[Entries from a dataset of interfaces]
########
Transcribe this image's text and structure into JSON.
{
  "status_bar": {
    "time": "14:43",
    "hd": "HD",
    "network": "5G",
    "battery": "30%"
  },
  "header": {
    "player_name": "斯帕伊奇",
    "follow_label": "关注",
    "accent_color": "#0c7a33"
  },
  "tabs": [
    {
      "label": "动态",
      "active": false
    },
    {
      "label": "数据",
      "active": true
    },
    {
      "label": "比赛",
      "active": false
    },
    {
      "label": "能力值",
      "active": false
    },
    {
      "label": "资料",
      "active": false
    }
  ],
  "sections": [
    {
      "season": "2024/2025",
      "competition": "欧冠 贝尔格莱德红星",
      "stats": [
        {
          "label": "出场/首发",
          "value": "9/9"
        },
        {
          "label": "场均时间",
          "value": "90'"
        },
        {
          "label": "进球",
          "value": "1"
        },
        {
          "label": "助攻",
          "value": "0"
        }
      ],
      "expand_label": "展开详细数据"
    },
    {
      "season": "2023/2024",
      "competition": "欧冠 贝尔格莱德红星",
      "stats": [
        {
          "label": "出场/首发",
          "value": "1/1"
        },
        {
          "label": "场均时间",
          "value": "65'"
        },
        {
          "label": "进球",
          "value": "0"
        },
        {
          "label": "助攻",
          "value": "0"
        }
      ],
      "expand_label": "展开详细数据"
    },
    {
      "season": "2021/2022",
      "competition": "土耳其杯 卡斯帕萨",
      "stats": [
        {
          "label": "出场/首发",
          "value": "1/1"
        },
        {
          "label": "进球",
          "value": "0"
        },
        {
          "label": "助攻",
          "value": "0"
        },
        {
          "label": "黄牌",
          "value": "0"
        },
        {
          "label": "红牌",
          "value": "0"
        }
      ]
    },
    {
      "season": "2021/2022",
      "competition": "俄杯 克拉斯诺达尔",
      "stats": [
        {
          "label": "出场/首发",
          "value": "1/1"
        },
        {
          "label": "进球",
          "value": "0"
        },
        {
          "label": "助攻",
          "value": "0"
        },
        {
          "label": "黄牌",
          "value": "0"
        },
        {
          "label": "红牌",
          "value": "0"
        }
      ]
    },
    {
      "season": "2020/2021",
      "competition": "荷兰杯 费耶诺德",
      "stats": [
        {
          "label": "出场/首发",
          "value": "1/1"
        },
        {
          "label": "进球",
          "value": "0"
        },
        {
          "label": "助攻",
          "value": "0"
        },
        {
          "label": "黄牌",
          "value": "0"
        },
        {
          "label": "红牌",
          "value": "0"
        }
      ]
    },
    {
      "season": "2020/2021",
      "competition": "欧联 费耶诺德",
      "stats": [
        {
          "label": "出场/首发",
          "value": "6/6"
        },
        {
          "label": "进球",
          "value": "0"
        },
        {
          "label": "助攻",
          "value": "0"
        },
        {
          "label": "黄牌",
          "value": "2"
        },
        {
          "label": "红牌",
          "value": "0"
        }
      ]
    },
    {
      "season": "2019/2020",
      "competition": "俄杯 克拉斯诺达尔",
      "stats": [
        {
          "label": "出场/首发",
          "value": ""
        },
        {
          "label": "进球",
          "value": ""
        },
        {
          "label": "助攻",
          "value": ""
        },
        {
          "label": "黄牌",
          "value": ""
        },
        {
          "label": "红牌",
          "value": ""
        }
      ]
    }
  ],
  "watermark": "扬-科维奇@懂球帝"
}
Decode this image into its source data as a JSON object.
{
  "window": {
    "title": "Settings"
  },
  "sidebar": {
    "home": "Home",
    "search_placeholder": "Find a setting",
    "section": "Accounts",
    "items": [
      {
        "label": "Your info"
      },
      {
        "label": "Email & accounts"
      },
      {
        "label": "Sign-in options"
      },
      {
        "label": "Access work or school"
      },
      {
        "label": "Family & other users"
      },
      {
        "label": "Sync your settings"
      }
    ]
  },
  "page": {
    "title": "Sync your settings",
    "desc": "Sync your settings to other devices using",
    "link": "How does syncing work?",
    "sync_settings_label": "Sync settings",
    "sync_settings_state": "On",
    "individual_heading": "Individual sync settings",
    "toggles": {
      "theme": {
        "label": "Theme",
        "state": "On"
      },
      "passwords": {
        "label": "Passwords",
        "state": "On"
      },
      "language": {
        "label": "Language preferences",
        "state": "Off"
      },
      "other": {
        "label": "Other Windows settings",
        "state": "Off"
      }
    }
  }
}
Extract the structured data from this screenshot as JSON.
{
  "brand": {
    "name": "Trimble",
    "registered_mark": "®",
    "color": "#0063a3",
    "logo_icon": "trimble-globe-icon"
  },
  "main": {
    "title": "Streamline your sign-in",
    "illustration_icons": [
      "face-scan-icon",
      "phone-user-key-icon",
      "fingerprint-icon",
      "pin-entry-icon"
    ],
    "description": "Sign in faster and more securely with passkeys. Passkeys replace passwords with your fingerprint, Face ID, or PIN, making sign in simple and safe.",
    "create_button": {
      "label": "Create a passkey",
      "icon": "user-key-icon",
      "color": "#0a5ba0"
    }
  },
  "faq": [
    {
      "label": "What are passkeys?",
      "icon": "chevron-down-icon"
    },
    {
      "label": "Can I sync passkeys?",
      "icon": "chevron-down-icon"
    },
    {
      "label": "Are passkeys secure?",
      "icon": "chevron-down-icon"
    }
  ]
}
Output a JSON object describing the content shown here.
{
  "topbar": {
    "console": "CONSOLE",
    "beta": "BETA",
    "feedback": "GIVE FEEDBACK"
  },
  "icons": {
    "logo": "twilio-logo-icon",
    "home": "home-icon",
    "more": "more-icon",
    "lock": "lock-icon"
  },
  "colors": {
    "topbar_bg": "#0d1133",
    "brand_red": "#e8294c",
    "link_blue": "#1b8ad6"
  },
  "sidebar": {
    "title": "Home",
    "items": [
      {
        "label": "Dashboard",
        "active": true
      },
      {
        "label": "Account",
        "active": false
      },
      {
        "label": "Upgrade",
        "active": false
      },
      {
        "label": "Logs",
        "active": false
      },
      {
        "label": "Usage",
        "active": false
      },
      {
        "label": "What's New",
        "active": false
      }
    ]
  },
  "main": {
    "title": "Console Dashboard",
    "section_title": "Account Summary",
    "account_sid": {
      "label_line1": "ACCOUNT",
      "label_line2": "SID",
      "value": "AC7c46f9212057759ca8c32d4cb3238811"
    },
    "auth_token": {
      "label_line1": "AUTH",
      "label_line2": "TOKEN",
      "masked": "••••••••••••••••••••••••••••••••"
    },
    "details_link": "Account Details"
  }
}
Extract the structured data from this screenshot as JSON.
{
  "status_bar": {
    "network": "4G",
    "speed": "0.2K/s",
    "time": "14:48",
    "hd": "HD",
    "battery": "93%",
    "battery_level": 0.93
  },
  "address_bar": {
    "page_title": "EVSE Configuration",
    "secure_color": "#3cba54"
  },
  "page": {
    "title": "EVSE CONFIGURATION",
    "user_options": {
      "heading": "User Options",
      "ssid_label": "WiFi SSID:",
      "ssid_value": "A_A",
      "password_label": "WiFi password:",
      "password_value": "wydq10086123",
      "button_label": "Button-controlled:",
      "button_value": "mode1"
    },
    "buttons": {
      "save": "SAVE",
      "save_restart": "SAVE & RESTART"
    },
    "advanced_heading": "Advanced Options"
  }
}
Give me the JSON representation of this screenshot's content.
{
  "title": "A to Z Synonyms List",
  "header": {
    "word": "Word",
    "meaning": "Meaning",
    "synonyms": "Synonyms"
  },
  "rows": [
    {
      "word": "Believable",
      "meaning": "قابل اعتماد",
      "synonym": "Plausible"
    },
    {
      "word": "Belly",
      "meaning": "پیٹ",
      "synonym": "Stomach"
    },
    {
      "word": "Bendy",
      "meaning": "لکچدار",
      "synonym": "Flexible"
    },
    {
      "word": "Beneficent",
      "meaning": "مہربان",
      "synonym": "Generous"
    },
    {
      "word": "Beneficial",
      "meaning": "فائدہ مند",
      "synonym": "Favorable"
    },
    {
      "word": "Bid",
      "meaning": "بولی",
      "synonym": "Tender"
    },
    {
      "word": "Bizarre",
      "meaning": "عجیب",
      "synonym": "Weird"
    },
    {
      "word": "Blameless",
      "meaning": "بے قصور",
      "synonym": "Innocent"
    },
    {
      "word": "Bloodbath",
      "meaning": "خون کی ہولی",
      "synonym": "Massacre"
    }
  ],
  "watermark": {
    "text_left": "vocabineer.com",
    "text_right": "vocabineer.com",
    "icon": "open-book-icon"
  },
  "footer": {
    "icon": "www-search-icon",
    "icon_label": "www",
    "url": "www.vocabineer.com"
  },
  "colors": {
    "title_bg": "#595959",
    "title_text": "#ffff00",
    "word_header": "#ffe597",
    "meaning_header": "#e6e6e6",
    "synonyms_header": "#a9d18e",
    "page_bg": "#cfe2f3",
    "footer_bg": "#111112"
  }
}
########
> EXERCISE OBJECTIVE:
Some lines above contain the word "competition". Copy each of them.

> RESPONSE BELOW:
      "competition": "欧冠 贝尔格莱德红星",
      "competition": "欧冠 贝尔格莱德红星",
      "competition": "土耳其杯 卡斯帕萨",
      "competition": "俄杯 克拉斯诺达尔",
      "competition": "荷兰杯 费耶诺德",
      "competition": "欧联 费耶诺德",
      "competition": "俄杯 克拉斯诺达尔",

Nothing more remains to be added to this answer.